What's next for the ACA after Trump's executive order
Illustration: Lazaro Gamio / Axios
President Trump couldn't get Congress to repeal the Affordable Care Act, so he signed an executive order to encourage cheaper, less regulated insurance options — a change that critics fear will remove patient protections and undermine insurance markets. In response, Senators Lamar Alexander and Patty Murray have put forward a bipartisan bill designed to stabilize the ACA markets.
With the future of the ACA so fiercely contested, what impact will Trump's executive order have on health insurance, and what action should Congress now take?
We asked five experts:
- James Capretta, resident fellow at the American Enterprise Institute and former associate director for health programs at the OMB: Alexander-Murray deal a flawed first attempt at bipartisanship
- John McDonough, professor at the Harvard T.H. Chan School of Public Health and former Senate adviser on health reform: Obamacare is dead.

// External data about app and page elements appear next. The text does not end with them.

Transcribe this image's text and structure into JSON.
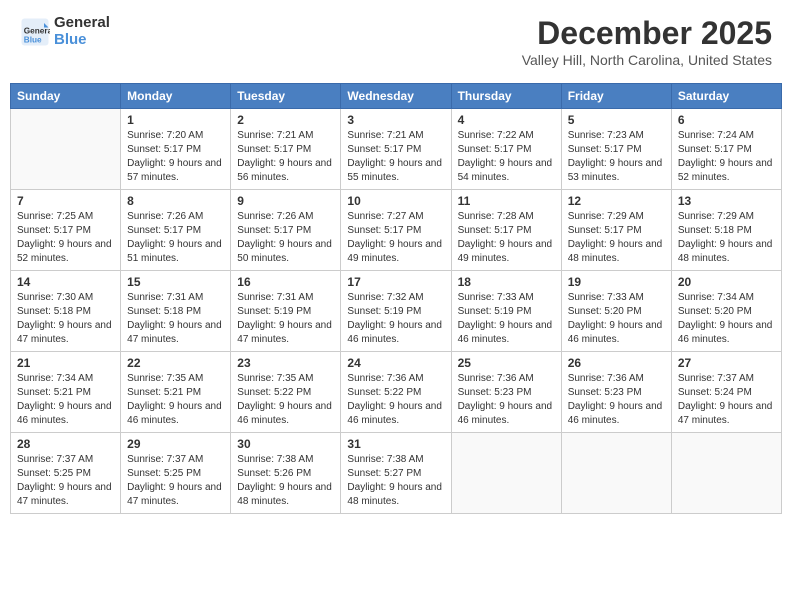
{
  "logo": {
    "general": "General",
    "blue": "Blue"
  },
  "title": "December 2025",
  "location": "Valley Hill, North Carolina, United States",
  "weekdays": [
    "Sunday",
    "Monday",
    "Tuesday",
    "Wednesday",
    "Thursday",
    "Friday",
    "Saturday"
  ],
  "weeks": [
    [
      {
        "num": "",
        "empty": true
      },
      {
        "num": "1",
        "sunrise": "Sunrise: 7:20 AM",
        "sunset": "Sunset: 5:17 PM",
        "daylight": "Daylight: 9 hours and 57 minutes."
      },
      {
        "num": "2",
        "sunrise": "Sunrise: 7:21 AM",
        "sunset": "Sunset: 5:17 PM",
        "daylight": "Daylight: 9 hours and 56 minutes."
      },
      {
        "num": "3",
        "sunrise": "Sunrise: 7:21 AM",
        "sunset": "Sunset: 5:17 PM",
        "daylight": "Daylight: 9 hours and 55 minutes."
      },
      {
        "num": "4",
        "sunrise": "Sunrise: 7:22 AM",
        "sunset": "Sunset: 5:17 PM",
        "daylight": "Daylight: 9 hours and 54 minutes."
      },
      {
        "num": "5",
        "sunrise": "Sunrise: 7:23 AM",
        "sunset": "Sunset: 5:17 PM",
        "daylight": "Daylight: 9 hours and 53 minutes."
      },
      {
        "num": "6",
        "sunrise": "Sunrise: 7:24 AM",
        "sunset": "Sunset: 5:17 PM",
        "daylight": "Daylight: 9 hours and 52 minutes."
      }
    ],
    [
      {
        "num": "7",
        "sunrise": "Sunrise: 7:25 AM",
        "sunset": "Sunset: 5:17 PM",
        "daylight": "Daylight: 9 hours and 52 minutes."
      },
      {
        "num": "8",
        "sunrise": "Sunrise: 7:26 AM",
        "sunset": "Sunset: 5:17 PM",
        "daylight": "Daylight: 9 hours and 51 minutes."
      },
      {
        "num": "9",
        "sunrise": "Sunrise: 7:26 AM",
        "sunset": "Sunset: 5:17 PM",
        "daylight": "Daylight: 9 hours and 50 minutes."
      },
      {
        "num": "10",
        "sunrise": "Sunrise: 7:27 AM",
        "sunset": "Sunset: 5:17 PM",
        "daylight": "Daylight: 9 hours and 49 minutes."
      },
      {
        "num": "11",
        "sunrise": "Sunrise: 7:28 AM",
        "sunset": "Sunset: 5:17 PM",
        "daylight": "Daylight: 9 hours and 49 minutes."
      },
      {
        "num": "12",
        "sunrise": "Sunrise: 7:29 AM",
        "sunset": "Sunset: 5:17 PM",
        "daylight": "Daylight: 9 hours and 48 minutes."
      },
      {
        "num": "13",
        "sunrise": "Sunrise: 7:29 AM",
        "sunset": "Sunset: 5:18 PM",
        "daylight": "Daylight: 9 hours and 48 minutes."
      }
    ],
    [
      {
        "num": "14",
        "sunrise": "Sunrise: 7:30 AM",
        "sunset": "Sunset: 5:18 PM",
        "daylight": "Daylight: 9 hours and 47 minutes."
      },
      {
        "num": "15",
        "sunrise": "Sunrise: 7:31 AM",
        "sunset": "Sunset: 5:18 PM",
        "daylight": "Daylight: 9 hours and 47 minutes."
      },
      {
        "num": "16",
        "sunrise": "Sunrise: 7:31 AM",
        "sunset": "Sunset: 5:19 PM",
        "daylight": "Daylight: 9 hours and 47 minutes."
      },
      {
        "num": "17",
        "sunrise": "Sunrise: 7:32 AM",
        "sunset": "Sunset: 5:19 PM",
        "daylight": "Daylight: 9 hours and 46 minutes."
      },
      {
        "num": "18",
        "sunrise": "Sunrise: 7:33 AM",
        "sunset": "Sunset: 5:19 PM",
        "daylight": "Daylight: 9 hours and 46 minutes."
      },
      {
        "num": "19",
        "sunrise": "Sunrise: 7:33 AM",
        "sunset": "Sunset: 5:20 PM",
        "daylight": "Daylight: 9 hours and 46 minutes."
      },
      {
        "num": "20",
        "sunrise": "Sunrise: 7:34 AM",
        "sunset": "Sunset: 5:20 PM",
        "daylight": "Daylight: 9 hours and 46 minutes."
      }
    ],
    [
      {
        "num": "21",
        "sunrise": "Sunrise: 7:34 AM",
        "sunset": "Sunset: 5:21 PM",
        "daylight": "Daylight: 9 hours and 46 minutes."
      },
      {
        "num": "22",
        "sunrise": "Sunrise: 7:35 AM",
        "sunset": "Sunset: 5:21 PM",
        "daylight": "Daylight: 9 hours and 46 minutes."
      },
      {
        "num": "23",
        "sunrise": "Sunrise: 7:35 AM",
        "sunset": "Sunset: 5:22 PM",
        "daylight": "Daylight: 9 hours and 46 minutes."
      },
      {
        "num": "24",
        "sunrise": "Sunrise: 7:36 AM",
        "sunset": "Sunset: 5:22 PM",
        "daylight": "Daylight: 9 hours and 46 minutes."
      },
      {
        "num": "25",
        "sunrise": "Sunrise: 7:36 AM",
        "sunset": "Sunset: 5:23 PM",
        "daylight": "Daylight: 9 hours and 46 minutes."
      },
      {
        "num": "26",
        "sunrise": "Sunrise: 7:36 AM",
        "sunset": "Sunset: 5:23 PM",
        "daylight": "Daylight: 9 hours and 46 minutes."
      },
      {
        "num": "27",
        "sunrise": "Sunrise: 7:37 AM",
        "sunset": "Sunset: 5:24 PM",
        "daylight": "Daylight: 9 hours and 47 minutes."
      }
    ],
    [
      {
        "num": "28",
        "sunrise": "Sunrise: 7:37 AM",
        "sunset": "Sunset: 5:25 PM",
        "daylight": "Daylight: 9 hours and 47 minutes."
      },
      {
        "num": "29",
        "sunrise": "Sunrise: 7:37 AM",
        "sunset": "Sunset: 5:25 PM",
        "daylight": "Daylight: 9 hours and 47 minutes."
      },
      {
        "num": "30",
        "sunrise": "Sunrise: 7:38 AM",
        "sunset": "Sunset: 5:26 PM",
        "daylight": "Daylight: 9 hours and 48 minutes."
      },
      {
        "num": "31",
        "sunrise": "Sunrise: 7:38 AM",
        "sunset": "Sunset: 5:27 PM",
        "daylight": "Daylight: 9 hours and 48 minutes."
      },
      {
        "num": "",
        "empty": true
      },
      {
        "num": "",
        "empty": true
      },
      {
        "num": "",
        "empty": true
      }
    ]
  ]
}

Long live the Affordable Care Act.
- Jeanne Lambrew, senior fellow at the Century Foundation and deputy assistant to the president for health policy in the Obama White House: Health care fix today could be undone tomorrow
- Tevi Troy, CEO of the American Health Policy Institute and former deputy secretary of HHS: Expanding HRAs would bolster individual market
- Christopher Condeluci, principal at CC Law and Policy and former tax and benefits counsel to the Senate Finance Committee: Clearing the air on AHPs